Start of RECORDS FOR THIS TASK

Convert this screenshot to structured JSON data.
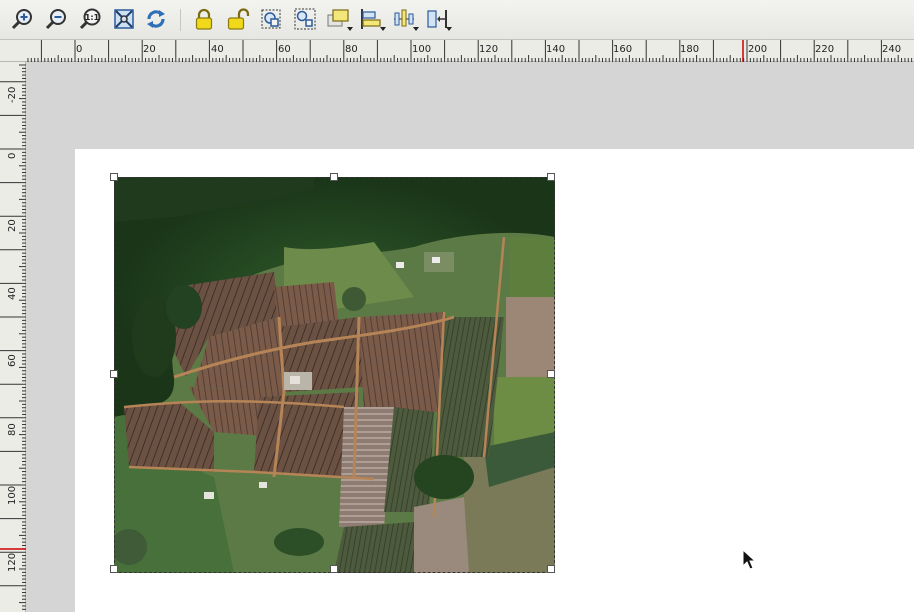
{
  "toolbar": {
    "buttons": [
      {
        "name": "zoom-in-button",
        "icon": "zoom-in-icon",
        "has_dropdown": false
      },
      {
        "name": "zoom-out-button",
        "icon": "zoom-out-icon",
        "has_dropdown": false
      },
      {
        "name": "zoom-actual-button",
        "icon": "zoom-1-1-icon",
        "label": "1:1",
        "has_dropdown": false
      },
      {
        "name": "zoom-full-button",
        "icon": "zoom-full-extent-icon",
        "has_dropdown": false
      },
      {
        "name": "refresh-button",
        "icon": "refresh-icon",
        "has_dropdown": false
      },
      {
        "name": "lock-items-button",
        "icon": "lock-icon",
        "has_dropdown": false
      },
      {
        "name": "unlock-items-button",
        "icon": "unlock-icon",
        "has_dropdown": false
      },
      {
        "name": "group-items-button",
        "icon": "group-icon",
        "has_dropdown": false
      },
      {
        "name": "ungroup-items-button",
        "icon": "ungroup-icon",
        "has_dropdown": false
      },
      {
        "name": "raise-items-button",
        "icon": "raise-icon",
        "has_dropdown": true
      },
      {
        "name": "align-left-button",
        "icon": "align-left-icon",
        "has_dropdown": true
      },
      {
        "name": "distribute-button",
        "icon": "distribute-icon",
        "has_dropdown": true
      },
      {
        "name": "resize-button",
        "icon": "resize-icon",
        "has_dropdown": true
      }
    ]
  },
  "ruler_h": {
    "labels": [
      "0",
      "20",
      "40",
      "60",
      "80",
      "100",
      "120",
      "140",
      "160",
      "180",
      "200",
      "220",
      "240"
    ]
  },
  "ruler_v": {
    "labels": [
      "-20",
      "0",
      "20",
      "40",
      "60",
      "80",
      "100",
      "120"
    ]
  },
  "colors": {
    "accent_marker": "#cc0000",
    "selection_handle": "#ffffff",
    "paper": "#ffffff",
    "canvas": "#d5d5d5"
  },
  "map_item": {
    "type": "aerial-imagery"
  }
}
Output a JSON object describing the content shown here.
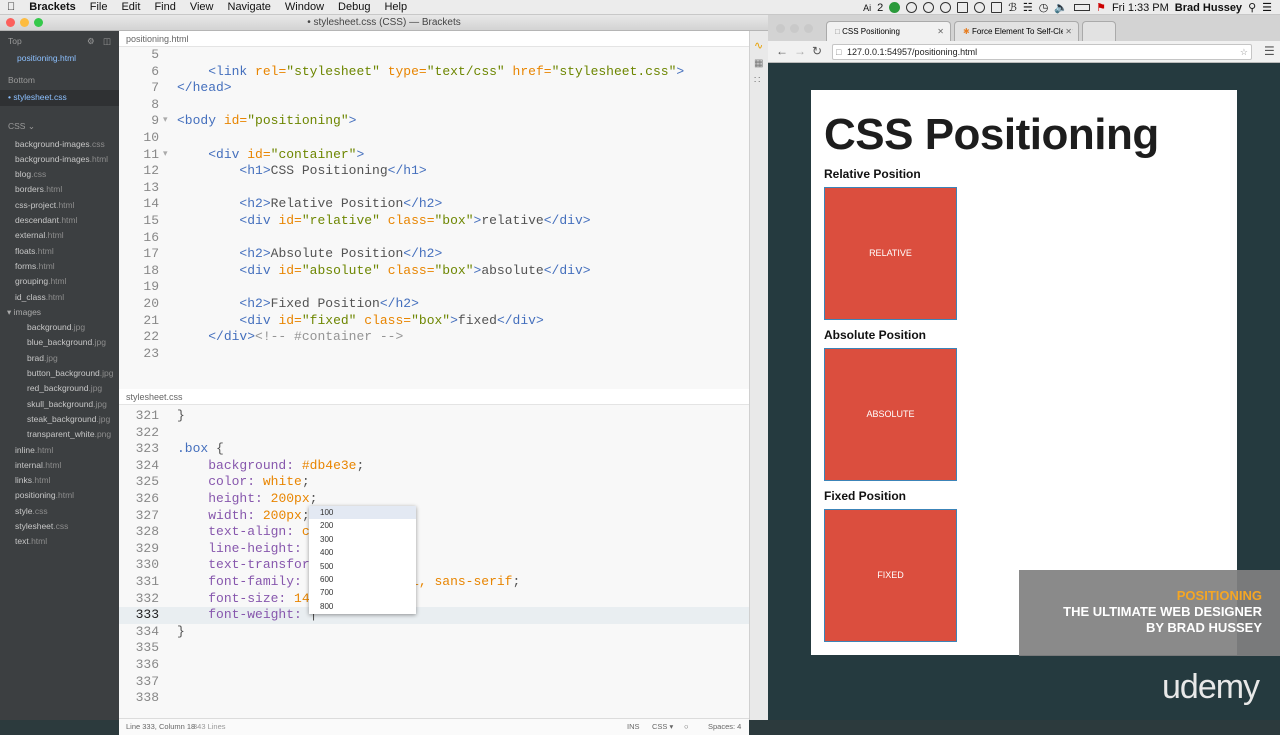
{
  "menubar": {
    "app": "Brackets",
    "items": [
      "File",
      "Edit",
      "Find",
      "View",
      "Navigate",
      "Window",
      "Debug",
      "Help"
    ],
    "tray": {
      "ai_count": "2",
      "clock": "Fri 1:33 PM",
      "user": "Brad Hussey"
    }
  },
  "brackets": {
    "title": "• stylesheet.css (CSS) — Brackets",
    "sidebar": {
      "top_label": "Top",
      "top_file": "positioning.html",
      "bottom_label": "Bottom",
      "bottom_file": "stylesheet.css",
      "project": "CSS",
      "files": [
        {
          "name": "background-images.css",
          "sub": false
        },
        {
          "name": "background-images.html",
          "sub": false
        },
        {
          "name": "blog.css",
          "sub": false
        },
        {
          "name": "borders.html",
          "sub": false
        },
        {
          "name": "css-project.html",
          "sub": false
        },
        {
          "name": "descendant.html",
          "sub": false
        },
        {
          "name": "external.html",
          "sub": false
        },
        {
          "name": "floats.html",
          "sub": false
        },
        {
          "name": "forms.html",
          "sub": false
        },
        {
          "name": "grouping.html",
          "sub": false
        },
        {
          "name": "id_class.html",
          "sub": false
        },
        {
          "name": "images",
          "sub": false,
          "folder": true
        },
        {
          "name": "background.jpg",
          "sub": true
        },
        {
          "name": "blue_background.jpg",
          "sub": true
        },
        {
          "name": "brad.jpg",
          "sub": true
        },
        {
          "name": "button_background.jpg",
          "sub": true
        },
        {
          "name": "red_background.jpg",
          "sub": true
        },
        {
          "name": "skull_background.jpg",
          "sub": true
        },
        {
          "name": "steak_background.jpg",
          "sub": true
        },
        {
          "name": "transparent_white.png",
          "sub": true
        },
        {
          "name": "inline.html",
          "sub": false
        },
        {
          "name": "internal.html",
          "sub": false
        },
        {
          "name": "links.html",
          "sub": false
        },
        {
          "name": "positioning.html",
          "sub": false
        },
        {
          "name": "style.css",
          "sub": false
        },
        {
          "name": "stylesheet.css",
          "sub": false
        },
        {
          "name": "text.html",
          "sub": false
        }
      ]
    },
    "top_pane": {
      "filename": "positioning.html",
      "lines": [
        {
          "n": "5",
          "html": ""
        },
        {
          "n": "6",
          "html": "    <span class='tag'>&lt;link</span> <span class='attr'>rel=</span><span class='str'>\"stylesheet\"</span> <span class='attr'>type=</span><span class='str'>\"text/css\"</span> <span class='attr'>href=</span><span class='str'>\"stylesheet.css\"</span><span class='tag'>&gt;</span>"
        },
        {
          "n": "7",
          "html": "<span class='tag'>&lt;/head&gt;</span>"
        },
        {
          "n": "8",
          "html": ""
        },
        {
          "n": "9",
          "html": "<span class='tag'>&lt;body</span> <span class='attr'>id=</span><span class='str'>\"positioning\"</span><span class='tag'>&gt;</span>"
        },
        {
          "n": "10",
          "html": ""
        },
        {
          "n": "11",
          "html": "    <span class='tag'>&lt;div</span> <span class='attr'>id=</span><span class='str'>\"container\"</span><span class='tag'>&gt;</span>"
        },
        {
          "n": "12",
          "html": "        <span class='tag'>&lt;h1&gt;</span>CSS Positioning<span class='tag'>&lt;/h1&gt;</span>"
        },
        {
          "n": "13",
          "html": ""
        },
        {
          "n": "14",
          "html": "        <span class='tag'>&lt;h2&gt;</span>Relative Position<span class='tag'>&lt;/h2&gt;</span>"
        },
        {
          "n": "15",
          "html": "        <span class='tag'>&lt;div</span> <span class='attr'>id=</span><span class='str'>\"relative\"</span> <span class='attr'>class=</span><span class='str'>\"box\"</span><span class='tag'>&gt;</span>relative<span class='tag'>&lt;/div&gt;</span>"
        },
        {
          "n": "16",
          "html": ""
        },
        {
          "n": "17",
          "html": "        <span class='tag'>&lt;h2&gt;</span>Absolute Position<span class='tag'>&lt;/h2&gt;</span>"
        },
        {
          "n": "18",
          "html": "        <span class='tag'>&lt;div</span> <span class='attr'>id=</span><span class='str'>\"absolute\"</span> <span class='attr'>class=</span><span class='str'>\"box\"</span><span class='tag'>&gt;</span>absolute<span class='tag'>&lt;/div&gt;</span>"
        },
        {
          "n": "19",
          "html": ""
        },
        {
          "n": "20",
          "html": "        <span class='tag'>&lt;h2&gt;</span>Fixed Position<span class='tag'>&lt;/h2&gt;</span>"
        },
        {
          "n": "21",
          "html": "        <span class='tag'>&lt;div</span> <span class='attr'>id=</span><span class='str'>\"fixed\"</span> <span class='attr'>class=</span><span class='str'>\"box\"</span><span class='tag'>&gt;</span>fixed<span class='tag'>&lt;/div&gt;</span>"
        },
        {
          "n": "22",
          "html": "    <span class='tag'>&lt;/div&gt;</span><span class='com'>&lt;!-- #container --&gt;</span>"
        },
        {
          "n": "23",
          "html": ""
        }
      ]
    },
    "bottom_pane": {
      "filename": "stylesheet.css",
      "lines": [
        {
          "n": "321",
          "html": "}"
        },
        {
          "n": "322",
          "html": ""
        },
        {
          "n": "323",
          "html": "<span class='sel-css'>.box</span> {"
        },
        {
          "n": "324",
          "html": "    <span class='prop'>background:</span> <span class='val'>#db4e3e</span>;"
        },
        {
          "n": "325",
          "html": "    <span class='prop'>color:</span> <span class='val'>white</span>;"
        },
        {
          "n": "326",
          "html": "    <span class='prop'>height:</span> <span class='val'>200px</span>;"
        },
        {
          "n": "327",
          "html": "    <span class='prop'>width:</span> <span class='val'>200px</span>;"
        },
        {
          "n": "328",
          "html": "    <span class='prop'>text-align:</span> <span class='val'>c</span>"
        },
        {
          "n": "329",
          "html": "    <span class='prop'>line-height:</span>"
        },
        {
          "n": "330",
          "html": "    <span class='prop'>text-transfor</span>"
        },
        {
          "n": "331",
          "html": "    <span class='prop'>font-family:</span>            <span class='val'>ial, sans-serif</span>;"
        },
        {
          "n": "332",
          "html": "    <span class='prop'>font-size:</span> <span class='val'>14</span>"
        },
        {
          "n": "333",
          "html": "    <span class='prop'>font-weight:</span> |"
        },
        {
          "n": "334",
          "html": "}"
        },
        {
          "n": "335",
          "html": ""
        },
        {
          "n": "336",
          "html": ""
        },
        {
          "n": "337",
          "html": ""
        },
        {
          "n": "338",
          "html": ""
        }
      ],
      "current_line": "333"
    },
    "hints": [
      "100",
      "200",
      "300",
      "400",
      "500",
      "600",
      "700",
      "800"
    ],
    "status": {
      "cursor": "Line 333, Column 18",
      "lines": "343 Lines",
      "mode": "INS",
      "lang": "CSS",
      "spaces": "Spaces: 4"
    }
  },
  "chrome": {
    "tabs": [
      "CSS Positioning",
      "Force Element To Self-Clear"
    ],
    "url": "127.0.0.1:54957/positioning.html",
    "page": {
      "h1": "CSS Positioning",
      "sections": [
        {
          "h2": "Relative Position",
          "box": "relative"
        },
        {
          "h2": "Absolute Position",
          "box": "absolute"
        },
        {
          "h2": "Fixed Position",
          "box": "fixed"
        }
      ]
    }
  },
  "overlay": {
    "topic": "POSITIONING",
    "line1": "THE ULTIMATE WEB DESIGNER",
    "line2": "BY BRAD HUSSEY",
    "brand": "udemy"
  }
}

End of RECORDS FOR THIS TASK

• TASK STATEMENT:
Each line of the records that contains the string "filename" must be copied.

• FINAL ANSWER:
      "filename": "positioning.html",
      "filename": "stylesheet.css",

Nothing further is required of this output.